What is needed is a faithful copy of all the records.
Material to process START
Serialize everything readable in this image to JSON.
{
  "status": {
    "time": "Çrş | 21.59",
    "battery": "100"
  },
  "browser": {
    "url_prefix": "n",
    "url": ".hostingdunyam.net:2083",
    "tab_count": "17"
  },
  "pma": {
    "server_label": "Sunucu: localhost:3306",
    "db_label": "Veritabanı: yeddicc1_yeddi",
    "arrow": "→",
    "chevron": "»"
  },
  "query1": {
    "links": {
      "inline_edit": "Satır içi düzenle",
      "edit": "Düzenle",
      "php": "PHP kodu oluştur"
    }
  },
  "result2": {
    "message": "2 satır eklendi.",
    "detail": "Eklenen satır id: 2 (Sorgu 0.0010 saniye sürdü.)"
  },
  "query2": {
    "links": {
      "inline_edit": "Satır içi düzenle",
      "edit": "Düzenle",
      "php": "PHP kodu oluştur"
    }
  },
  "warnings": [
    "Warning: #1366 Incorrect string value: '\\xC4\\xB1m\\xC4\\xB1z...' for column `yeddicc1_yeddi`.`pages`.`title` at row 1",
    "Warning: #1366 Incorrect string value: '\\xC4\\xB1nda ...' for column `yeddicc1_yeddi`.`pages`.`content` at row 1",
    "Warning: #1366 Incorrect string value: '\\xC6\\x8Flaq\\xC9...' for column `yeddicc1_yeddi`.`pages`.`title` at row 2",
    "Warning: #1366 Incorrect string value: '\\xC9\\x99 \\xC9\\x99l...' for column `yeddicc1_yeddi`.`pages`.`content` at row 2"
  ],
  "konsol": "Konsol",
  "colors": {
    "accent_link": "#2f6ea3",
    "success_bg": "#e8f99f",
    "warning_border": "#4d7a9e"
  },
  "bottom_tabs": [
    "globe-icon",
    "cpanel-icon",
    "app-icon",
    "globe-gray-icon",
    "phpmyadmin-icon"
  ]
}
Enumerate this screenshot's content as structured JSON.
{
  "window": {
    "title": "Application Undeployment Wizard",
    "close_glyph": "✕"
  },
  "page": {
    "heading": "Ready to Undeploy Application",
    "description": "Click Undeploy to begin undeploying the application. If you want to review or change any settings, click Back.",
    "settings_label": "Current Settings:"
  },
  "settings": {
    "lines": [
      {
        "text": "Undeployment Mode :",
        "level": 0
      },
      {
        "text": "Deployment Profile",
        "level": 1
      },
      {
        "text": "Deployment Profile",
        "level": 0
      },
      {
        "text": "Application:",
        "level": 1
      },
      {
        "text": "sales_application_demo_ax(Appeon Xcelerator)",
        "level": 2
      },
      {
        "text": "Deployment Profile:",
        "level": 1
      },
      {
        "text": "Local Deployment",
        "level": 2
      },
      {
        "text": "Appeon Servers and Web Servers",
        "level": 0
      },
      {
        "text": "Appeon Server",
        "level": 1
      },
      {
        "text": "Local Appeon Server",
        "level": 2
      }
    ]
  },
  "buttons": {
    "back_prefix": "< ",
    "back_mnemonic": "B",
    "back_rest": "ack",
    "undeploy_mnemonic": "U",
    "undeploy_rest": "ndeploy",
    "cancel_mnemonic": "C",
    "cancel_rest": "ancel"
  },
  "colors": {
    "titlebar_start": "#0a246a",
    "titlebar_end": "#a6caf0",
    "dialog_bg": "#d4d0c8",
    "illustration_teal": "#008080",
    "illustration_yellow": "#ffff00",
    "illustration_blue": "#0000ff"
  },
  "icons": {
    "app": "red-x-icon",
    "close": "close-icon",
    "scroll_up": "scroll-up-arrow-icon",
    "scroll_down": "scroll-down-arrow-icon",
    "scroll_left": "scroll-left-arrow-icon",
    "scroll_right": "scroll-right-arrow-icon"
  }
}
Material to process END
§ **Response for this exercise**:
Serialize everything readable in this image to JSON.
{
  "status": {
    "time": "Çrş | 21.59",
    "battery": "100"
  },
  "browser": {
    "url_prefix": "n",
    "url": ".hostingdunyam.net:2083",
    "tab_count": "17"
  },
  "pma": {
    "server_label": "Sunucu: localhost:3306",
    "db_label": "Veritabanı: yeddicc1_yeddi",
    "arrow": "→",
    "chevron": "»"
  },
  "query1": {
    "links": {
      "inline_edit": "Satır içi düzenle",
      "edit": "Düzenle",
      "php": "PHP kodu oluştur"
    }
  },
  "result2": {
    "message": "2 satır eklendi.",
    "detail": "Eklenen satır id: 2 (Sorgu 0.0010 saniye sürdü.)"
  },
  "query2": {
    "links": {
      "inline_edit": "Satır içi düzenle",
      "edit": "Düzenle",
      "php": "PHP kodu oluştur"
    }
  },
  "warnings": [
    "Warning: #1366 Incorrect string value: '\\xC4\\xB1m\\xC4\\xB1z...' for column `yeddicc1_yeddi`.`pages`.`title` at row 1",
    "Warning: #1366 Incorrect string value: '\\xC4\\xB1nda ...' for column `yeddicc1_yeddi`.`pages`.`content` at row 1",
    "Warning: #1366 Incorrect string value: '\\xC6\\x8Flaq\\xC9...' for column `yeddicc1_yeddi`.`pages`.`title` at row 2",
    "Warning: #1366 Incorrect string value: '\\xC9\\x99 \\xC9\\x99l...' for column `yeddicc1_yeddi`.`pages`.`content` at row 2"
  ],
  "konsol": "Konsol",
  "colors": {
    "accent_link": "#2f6ea3",
    "success_bg": "#e8f99f",
    "warning_border": "#4d7a9e"
  },
  "bottom_tabs": [
    "globe-icon",
    "cpanel-icon",
    "app-icon",
    "globe-gray-icon",
    "phpmyadmin-icon"
  ]
}
Enumerate this screenshot's content as structured JSON.
{
  "window": {
    "title": "Application Undeployment Wizard",
    "close_glyph": "✕"
  },
  "page": {
    "heading": "Ready to Undeploy Application",
    "description": "Click Undeploy to begin undeploying the application. If you want to review or change any settings, click Back.",
    "settings_label": "Current Settings:"
  },
  "settings": {
    "lines": [
      {
        "text": "Undeployment Mode :",
        "level": 0
      },
      {
        "text": "Deployment Profile",
        "level": 1
      },
      {
        "text": "Deployment Profile",
        "level": 0
      },
      {
        "text": "Application:",
        "level": 1
      },
      {
        "text": "sales_application_demo_ax(Appeon Xcelerator)",
        "level": 2
      },
      {
        "text": "Deployment Profile:",
        "level": 1
      },
      {
        "text": "Local Deployment",
        "level": 2
      },
      {
        "text": "Appeon Servers and Web Servers",
        "level": 0
      },
      {
        "text": "Appeon Server",
        "level": 1
      },
      {
        "text": "Local Appeon Server",
        "level": 2
      }
    ]
  },
  "buttons": {
    "back_prefix": "< ",
    "back_mnemonic": "B",
    "back_rest": "ack",
    "undeploy_mnemonic": "U",
    "undeploy_rest": "ndeploy",
    "cancel_mnemonic": "C",
    "cancel_rest": "ancel"
  },
  "colors": {
    "titlebar_start": "#0a246a",
    "titlebar_end": "#a6caf0",
    "dialog_bg": "#d4d0c8",
    "illustration_teal": "#008080",
    "illustration_yellow": "#ffff00",
    "illustration_blue": "#0000ff"
  },
  "icons": {
    "app": "red-x-icon",
    "close": "close-icon",
    "scroll_up": "scroll-up-arrow-icon",
    "scroll_down": "scroll-down-arrow-icon",
    "scroll_left": "scroll-left-arrow-icon",
    "scroll_right": "scroll-right-arrow-icon"
  }
}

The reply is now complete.